Tuesday, January 29, 2013

"You're a native speaker? Then you can translate!"

A profession is not something you improvise: you build up skills and experience by investing time and money, by working hard, and by being committed to continuing professional development. I think this can never be overstated, that’s why the following story had me in one of my best fighting-modes ;-)
A Russian girl who lives in Italy was asked by an Italian travel agency to translate some texts into her native language. She has never translated before and she is clueless about it (her own admission; I don’t know her at all), nonetheless she accepted and then asked some people about how much they think she should charge. I was asked too through some common acquaintances, but my answer was not what they expected. First of all, I couldn’t help pointing out that before even starting a discussion on rates, it should be clear that the travel agency shouldn’t have called a non-professional in the first place (unless they’re ok with a bad self-image). Also, I stated that the girl should have turned down the request because that isn’t her job, or at least she should warn the client that the quality of her work is unlikely to match professional standards. Finally, I added that if the parties choose to agree for the job anyway, she should do it for free.
I simply don’t take work I am not qualified to do, let alone being paid for that. It’s a basic ethical principle for me, and it honestly annoys me when I see it overlooked.
My interlocutors argued that I was blowing things out of proportion. “She’s a native speaker and desperately needs money, why should she turn down that assignment or do it for free?”. Because being a native speaker alone means nothing. Because by accepting she steals work from those who have invested a lot to qualify. Because blurring the line between quality and amateur work spoils the market for us, and our image too. Because it’s simply unfair.
Even worse: “I’m sure those are easy texts”. Yeah, anyone can do it, right?
I know the girl is probably unaware of all of this, but that doesn’t mean we should just let it go instead of clarifying things.
I made an example to support my point: if a specialized magazine asked me for a photo report just because my cell phone has a camera, one would immediately think this magazine is not quality-oriented. If I accepted to do the report, one would think I am doing someone else’s job (and blame the magazine for its poor commitment in choosing its contributors). If I even asked for money, some people would think I don’t deserve it, while others would feel entitled to earn money too by selling poor quality pictures. And a professional photographer would feel robbed of his own job (and skills, and efforts).
The point here is not that we should close the door to people who may build up their career from less than academic paths; you’re always welcome to learn, but until you’re not qualified you shouldn’t step into professional territories.
The most disappointing thing was that I actually talked about it with a professional in another field, and while he agreed when taking his own job as an example, he failed to see the point as far as translation is concerned. Being a native speaker who picks up a foreign language is still widely seen as a stand-alone criterion for translating. This is a serious cultural issue that we have to face.
Any comments? Please share them!

Monday, January 14, 2013

Free online courses by top-notch universities
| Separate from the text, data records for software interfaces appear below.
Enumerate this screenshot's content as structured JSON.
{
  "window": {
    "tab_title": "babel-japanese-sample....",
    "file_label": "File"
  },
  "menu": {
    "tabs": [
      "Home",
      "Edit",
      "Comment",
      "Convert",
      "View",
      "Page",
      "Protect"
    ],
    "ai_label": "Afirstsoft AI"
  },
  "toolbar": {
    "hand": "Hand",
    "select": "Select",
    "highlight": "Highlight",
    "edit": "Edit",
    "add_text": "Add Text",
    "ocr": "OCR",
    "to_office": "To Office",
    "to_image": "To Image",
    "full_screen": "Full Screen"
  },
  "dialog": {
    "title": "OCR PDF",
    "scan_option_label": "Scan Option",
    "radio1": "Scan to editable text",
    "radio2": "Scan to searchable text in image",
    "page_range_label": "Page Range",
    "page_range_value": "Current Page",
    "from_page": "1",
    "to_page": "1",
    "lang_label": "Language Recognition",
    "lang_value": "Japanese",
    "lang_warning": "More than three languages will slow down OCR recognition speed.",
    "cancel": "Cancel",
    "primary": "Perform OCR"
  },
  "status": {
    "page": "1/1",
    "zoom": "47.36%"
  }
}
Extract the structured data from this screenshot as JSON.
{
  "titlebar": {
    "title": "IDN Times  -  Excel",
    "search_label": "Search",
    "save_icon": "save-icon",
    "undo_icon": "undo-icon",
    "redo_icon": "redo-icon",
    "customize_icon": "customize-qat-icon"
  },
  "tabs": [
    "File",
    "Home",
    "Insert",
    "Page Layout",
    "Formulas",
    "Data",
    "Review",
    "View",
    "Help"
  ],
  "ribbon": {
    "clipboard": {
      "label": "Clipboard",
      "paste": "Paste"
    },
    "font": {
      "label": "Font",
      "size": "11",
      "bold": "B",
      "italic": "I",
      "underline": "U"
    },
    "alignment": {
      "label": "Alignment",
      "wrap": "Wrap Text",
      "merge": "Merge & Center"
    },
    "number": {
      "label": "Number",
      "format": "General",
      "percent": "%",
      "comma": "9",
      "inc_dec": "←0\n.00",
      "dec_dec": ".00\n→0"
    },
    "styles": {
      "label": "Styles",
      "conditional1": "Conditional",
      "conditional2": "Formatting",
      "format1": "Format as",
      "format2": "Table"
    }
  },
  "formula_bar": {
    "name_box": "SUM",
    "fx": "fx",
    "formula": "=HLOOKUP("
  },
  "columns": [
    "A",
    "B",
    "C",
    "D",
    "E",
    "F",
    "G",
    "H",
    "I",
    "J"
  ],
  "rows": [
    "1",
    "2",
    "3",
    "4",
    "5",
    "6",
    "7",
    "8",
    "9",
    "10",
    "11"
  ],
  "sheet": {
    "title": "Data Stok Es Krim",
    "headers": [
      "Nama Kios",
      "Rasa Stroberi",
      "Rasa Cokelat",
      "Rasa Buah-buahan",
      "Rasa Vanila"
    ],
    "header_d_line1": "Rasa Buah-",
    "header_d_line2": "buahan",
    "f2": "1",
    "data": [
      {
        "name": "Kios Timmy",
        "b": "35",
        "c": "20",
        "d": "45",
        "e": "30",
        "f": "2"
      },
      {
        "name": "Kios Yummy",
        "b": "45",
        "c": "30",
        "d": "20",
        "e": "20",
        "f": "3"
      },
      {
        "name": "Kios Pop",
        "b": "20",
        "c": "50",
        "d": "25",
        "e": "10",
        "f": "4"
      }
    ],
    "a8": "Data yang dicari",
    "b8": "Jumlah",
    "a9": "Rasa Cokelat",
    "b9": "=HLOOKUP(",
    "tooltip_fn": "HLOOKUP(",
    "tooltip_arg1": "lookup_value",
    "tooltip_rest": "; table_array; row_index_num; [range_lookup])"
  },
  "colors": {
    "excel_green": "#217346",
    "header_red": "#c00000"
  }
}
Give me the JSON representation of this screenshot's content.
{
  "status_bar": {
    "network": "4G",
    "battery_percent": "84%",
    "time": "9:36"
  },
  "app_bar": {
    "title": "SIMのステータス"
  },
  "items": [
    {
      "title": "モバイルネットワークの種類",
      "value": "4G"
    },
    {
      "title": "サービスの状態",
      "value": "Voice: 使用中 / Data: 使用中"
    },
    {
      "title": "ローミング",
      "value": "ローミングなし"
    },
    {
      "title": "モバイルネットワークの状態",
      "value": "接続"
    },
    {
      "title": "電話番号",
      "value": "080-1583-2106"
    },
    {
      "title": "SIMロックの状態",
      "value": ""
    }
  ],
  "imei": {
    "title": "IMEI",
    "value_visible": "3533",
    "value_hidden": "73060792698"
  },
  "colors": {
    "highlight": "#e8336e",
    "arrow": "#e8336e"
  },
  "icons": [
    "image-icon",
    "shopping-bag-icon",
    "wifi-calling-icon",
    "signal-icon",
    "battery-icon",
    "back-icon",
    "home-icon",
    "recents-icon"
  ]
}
I would like to spread the word about a great initiative by some of the most prestigious universities in the world (thanks to Judy&Dagmar at Translation Times for the info!). It’s an open-source online education platform called edX, founded by Harvard University and MIT (Massachusetts Institute of Technology) and now expanding to include more world-class institutions, where anyone with an internet connection can enrol for free and take MOOCs (massive online open classes) on a series of different subjects. Upon successful completion, students get a certificate from the university that offered that course.
The program aims at reaching a very wide audience, so there are no admission tests, but some courses are highly technical and there is a list of prerequisites for them. As for class schedule, some are fixed, others allow for more flexibility; the estimated effort (hours per week) varies for each course. Also, free online textbooks and sources are available, and there is a chance for group discussion. Check the website for more info.
Among the courses currently offered for the Spring, I am especially interested in Human Health and Global Environmental Change, and The Ancient Greek Hero. Both good for my professional development and personal interest too! Let’s see when more info are available for them.
Another popular platform is Coursera, which partners with 33 top-class universities to offer more than 200 online courses in a wide range of categories, including sci-tech, humanities, business, economy, law, social sciences, music, film and audioengineering etc. Just browse through the list and see what sparks your interest.
If anyone of you has some experience with these platforms or some tips/comments, please share them here!

Friday, January 11, 2013

Happy New (Translators) Year!

Busy days! I am focused on my business, working on improving my marketing and pricing strategies, getting my website ready, reading a lot to keep up to date with the industry and my specialization fields, and drafting new blog posts to keep the conversation going about interesting subjects. And just enjoying the creative flow along the process!
Also, I wish to say a big thank you to all the wonderful colleagues out there who regularly share their expertise, advice, and experience with a smile. Such a precious contribution!
So, let’s make it a great year for our profession. Here’s a nice way to keep up the inspiration: Marta at Want Words has designed this badge which you can grab to share the positive thinking! :-)